Reply only with how many lines of the listing below hold the word "JSON".

····················

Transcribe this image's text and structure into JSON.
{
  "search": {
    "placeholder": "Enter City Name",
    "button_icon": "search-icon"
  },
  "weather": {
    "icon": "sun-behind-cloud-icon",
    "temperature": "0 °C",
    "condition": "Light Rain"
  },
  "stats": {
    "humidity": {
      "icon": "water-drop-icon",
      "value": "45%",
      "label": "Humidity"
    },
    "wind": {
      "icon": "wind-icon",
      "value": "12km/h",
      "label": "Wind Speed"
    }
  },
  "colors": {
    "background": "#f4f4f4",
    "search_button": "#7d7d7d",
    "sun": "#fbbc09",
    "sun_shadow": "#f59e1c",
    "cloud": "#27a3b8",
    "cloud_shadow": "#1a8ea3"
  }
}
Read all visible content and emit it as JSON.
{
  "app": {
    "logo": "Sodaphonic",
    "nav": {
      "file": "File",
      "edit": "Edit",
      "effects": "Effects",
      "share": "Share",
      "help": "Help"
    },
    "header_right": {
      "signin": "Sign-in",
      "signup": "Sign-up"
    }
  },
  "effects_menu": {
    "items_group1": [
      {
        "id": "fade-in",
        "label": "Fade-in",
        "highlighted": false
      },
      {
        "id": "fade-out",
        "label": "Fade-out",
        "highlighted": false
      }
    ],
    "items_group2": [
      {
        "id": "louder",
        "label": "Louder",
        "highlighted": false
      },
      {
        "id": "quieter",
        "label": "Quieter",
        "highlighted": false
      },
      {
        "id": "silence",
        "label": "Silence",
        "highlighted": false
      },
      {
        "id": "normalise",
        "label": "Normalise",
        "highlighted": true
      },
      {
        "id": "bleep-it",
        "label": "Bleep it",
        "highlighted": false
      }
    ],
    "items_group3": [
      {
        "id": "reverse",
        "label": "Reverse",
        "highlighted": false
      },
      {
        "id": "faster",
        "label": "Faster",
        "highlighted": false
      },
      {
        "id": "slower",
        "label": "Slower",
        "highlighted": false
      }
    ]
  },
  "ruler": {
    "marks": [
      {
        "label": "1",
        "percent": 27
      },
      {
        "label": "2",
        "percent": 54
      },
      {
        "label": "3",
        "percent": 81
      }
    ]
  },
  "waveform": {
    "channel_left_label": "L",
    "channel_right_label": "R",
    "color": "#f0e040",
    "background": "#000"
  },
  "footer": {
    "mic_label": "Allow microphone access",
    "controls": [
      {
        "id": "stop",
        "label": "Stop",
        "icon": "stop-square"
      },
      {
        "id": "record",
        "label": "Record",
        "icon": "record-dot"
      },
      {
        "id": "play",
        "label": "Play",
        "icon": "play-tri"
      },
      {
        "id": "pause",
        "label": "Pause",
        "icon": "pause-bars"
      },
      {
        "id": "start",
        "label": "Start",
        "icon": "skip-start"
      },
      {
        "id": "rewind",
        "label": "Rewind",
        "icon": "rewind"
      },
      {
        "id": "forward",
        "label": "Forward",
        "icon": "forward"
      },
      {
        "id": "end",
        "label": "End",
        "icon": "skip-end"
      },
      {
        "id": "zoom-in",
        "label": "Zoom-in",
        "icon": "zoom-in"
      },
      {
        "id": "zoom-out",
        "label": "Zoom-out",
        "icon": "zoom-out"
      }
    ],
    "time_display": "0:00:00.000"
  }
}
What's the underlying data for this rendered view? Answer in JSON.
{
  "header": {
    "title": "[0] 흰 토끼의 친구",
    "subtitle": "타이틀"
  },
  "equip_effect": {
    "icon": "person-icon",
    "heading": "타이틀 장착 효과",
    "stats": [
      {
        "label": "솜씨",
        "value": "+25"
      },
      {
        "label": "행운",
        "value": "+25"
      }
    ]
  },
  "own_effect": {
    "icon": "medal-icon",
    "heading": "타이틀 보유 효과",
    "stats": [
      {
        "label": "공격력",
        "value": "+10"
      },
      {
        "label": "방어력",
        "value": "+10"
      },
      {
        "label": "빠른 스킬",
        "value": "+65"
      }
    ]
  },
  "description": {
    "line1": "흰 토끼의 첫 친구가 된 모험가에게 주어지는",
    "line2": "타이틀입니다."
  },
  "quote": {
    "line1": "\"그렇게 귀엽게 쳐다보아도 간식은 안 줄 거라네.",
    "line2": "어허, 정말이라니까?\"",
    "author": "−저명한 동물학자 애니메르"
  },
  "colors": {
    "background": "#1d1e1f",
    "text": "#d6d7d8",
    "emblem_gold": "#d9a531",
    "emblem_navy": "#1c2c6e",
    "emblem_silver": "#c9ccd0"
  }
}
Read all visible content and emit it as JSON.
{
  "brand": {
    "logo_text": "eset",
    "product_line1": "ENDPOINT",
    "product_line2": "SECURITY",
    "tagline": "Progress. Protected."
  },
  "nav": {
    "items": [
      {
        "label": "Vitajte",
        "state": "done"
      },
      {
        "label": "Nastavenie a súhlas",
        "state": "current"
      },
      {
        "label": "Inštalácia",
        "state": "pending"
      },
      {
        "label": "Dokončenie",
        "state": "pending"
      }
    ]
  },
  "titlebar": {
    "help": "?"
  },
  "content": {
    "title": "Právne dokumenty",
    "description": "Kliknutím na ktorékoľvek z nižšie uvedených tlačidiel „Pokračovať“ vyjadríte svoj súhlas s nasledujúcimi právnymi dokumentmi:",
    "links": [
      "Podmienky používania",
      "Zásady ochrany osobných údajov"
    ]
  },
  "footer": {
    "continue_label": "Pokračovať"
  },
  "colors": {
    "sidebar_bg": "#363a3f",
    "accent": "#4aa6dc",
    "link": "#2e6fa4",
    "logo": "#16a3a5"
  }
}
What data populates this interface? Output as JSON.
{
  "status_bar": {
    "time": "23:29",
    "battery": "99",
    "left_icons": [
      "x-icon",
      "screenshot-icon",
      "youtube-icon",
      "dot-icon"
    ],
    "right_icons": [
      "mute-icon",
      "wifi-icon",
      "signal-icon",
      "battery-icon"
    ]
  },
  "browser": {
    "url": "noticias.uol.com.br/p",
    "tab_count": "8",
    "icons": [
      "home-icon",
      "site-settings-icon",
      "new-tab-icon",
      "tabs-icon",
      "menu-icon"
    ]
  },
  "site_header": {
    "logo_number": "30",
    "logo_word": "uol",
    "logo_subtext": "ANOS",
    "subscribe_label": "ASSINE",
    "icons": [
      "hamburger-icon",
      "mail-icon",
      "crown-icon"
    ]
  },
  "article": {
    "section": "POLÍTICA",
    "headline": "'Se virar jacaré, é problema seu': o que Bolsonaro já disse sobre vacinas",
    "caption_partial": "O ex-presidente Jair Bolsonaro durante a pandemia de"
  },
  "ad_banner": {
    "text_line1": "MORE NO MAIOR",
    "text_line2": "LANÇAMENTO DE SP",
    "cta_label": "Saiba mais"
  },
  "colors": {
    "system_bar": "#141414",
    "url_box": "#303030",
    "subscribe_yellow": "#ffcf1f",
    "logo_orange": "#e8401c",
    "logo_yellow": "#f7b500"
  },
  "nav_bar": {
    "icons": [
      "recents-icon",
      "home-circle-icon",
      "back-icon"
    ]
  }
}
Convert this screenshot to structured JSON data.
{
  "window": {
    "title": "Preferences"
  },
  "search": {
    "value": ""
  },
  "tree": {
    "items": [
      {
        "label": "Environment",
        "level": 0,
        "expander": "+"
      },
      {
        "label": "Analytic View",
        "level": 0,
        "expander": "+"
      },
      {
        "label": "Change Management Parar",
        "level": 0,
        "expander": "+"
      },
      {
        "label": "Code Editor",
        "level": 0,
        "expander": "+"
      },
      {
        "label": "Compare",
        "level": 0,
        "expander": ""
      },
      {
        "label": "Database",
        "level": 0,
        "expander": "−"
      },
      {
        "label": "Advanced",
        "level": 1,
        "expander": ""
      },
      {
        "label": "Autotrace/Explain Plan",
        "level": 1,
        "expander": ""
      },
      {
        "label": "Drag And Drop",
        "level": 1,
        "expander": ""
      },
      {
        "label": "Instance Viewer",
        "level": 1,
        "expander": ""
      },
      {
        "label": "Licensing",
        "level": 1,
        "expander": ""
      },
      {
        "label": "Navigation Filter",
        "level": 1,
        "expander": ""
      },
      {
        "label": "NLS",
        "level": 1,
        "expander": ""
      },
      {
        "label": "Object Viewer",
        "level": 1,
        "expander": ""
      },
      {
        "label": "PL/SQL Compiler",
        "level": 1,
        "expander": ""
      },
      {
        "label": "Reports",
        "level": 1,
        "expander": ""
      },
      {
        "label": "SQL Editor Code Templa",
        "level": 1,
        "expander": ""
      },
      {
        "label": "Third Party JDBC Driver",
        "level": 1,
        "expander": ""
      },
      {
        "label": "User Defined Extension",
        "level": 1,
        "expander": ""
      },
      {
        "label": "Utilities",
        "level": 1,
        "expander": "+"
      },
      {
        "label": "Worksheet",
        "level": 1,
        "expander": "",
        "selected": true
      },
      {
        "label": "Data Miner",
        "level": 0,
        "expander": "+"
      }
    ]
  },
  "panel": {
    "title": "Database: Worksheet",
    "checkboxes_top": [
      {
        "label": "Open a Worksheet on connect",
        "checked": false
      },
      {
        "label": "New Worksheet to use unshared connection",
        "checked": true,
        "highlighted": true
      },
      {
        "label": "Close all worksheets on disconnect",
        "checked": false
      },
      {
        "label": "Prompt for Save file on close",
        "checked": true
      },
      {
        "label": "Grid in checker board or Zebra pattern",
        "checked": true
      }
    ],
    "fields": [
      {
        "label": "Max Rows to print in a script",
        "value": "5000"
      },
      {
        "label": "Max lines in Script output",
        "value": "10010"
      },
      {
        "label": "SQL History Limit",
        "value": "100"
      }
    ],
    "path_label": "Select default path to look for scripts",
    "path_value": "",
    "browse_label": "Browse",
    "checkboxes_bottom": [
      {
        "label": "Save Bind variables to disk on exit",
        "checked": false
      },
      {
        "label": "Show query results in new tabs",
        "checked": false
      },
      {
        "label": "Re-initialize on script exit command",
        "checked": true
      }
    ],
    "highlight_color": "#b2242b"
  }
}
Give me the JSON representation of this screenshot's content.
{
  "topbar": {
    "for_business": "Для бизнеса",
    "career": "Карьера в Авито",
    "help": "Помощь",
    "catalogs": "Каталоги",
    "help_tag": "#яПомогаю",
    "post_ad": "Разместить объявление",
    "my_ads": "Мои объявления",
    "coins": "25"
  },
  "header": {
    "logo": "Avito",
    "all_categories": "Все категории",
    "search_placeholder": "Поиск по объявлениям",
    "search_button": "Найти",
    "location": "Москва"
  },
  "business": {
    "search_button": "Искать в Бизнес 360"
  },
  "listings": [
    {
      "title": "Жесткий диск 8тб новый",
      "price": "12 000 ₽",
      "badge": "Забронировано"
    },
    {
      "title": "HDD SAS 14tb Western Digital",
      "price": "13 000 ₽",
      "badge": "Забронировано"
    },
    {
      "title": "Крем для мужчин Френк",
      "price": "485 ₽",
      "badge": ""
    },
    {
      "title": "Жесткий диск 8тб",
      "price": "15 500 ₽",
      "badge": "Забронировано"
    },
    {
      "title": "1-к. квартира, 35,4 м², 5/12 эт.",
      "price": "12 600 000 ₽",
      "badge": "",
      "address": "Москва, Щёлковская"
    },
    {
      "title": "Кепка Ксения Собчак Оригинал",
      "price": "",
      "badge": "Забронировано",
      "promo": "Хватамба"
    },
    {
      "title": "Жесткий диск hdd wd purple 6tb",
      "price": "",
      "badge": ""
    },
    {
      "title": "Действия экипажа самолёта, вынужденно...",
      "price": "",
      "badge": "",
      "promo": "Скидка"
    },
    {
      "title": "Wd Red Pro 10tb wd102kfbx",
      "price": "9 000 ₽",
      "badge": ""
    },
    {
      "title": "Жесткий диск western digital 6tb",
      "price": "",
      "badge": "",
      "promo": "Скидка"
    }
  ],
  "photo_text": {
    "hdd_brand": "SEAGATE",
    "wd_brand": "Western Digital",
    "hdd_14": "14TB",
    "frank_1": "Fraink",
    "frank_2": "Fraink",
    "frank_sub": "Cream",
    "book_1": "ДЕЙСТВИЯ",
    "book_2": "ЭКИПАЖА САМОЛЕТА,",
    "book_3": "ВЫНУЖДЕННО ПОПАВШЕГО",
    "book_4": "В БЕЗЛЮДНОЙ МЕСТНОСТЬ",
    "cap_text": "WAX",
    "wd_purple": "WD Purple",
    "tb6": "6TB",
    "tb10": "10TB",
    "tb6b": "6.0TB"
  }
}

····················

WRITTEN SOLUTION: 7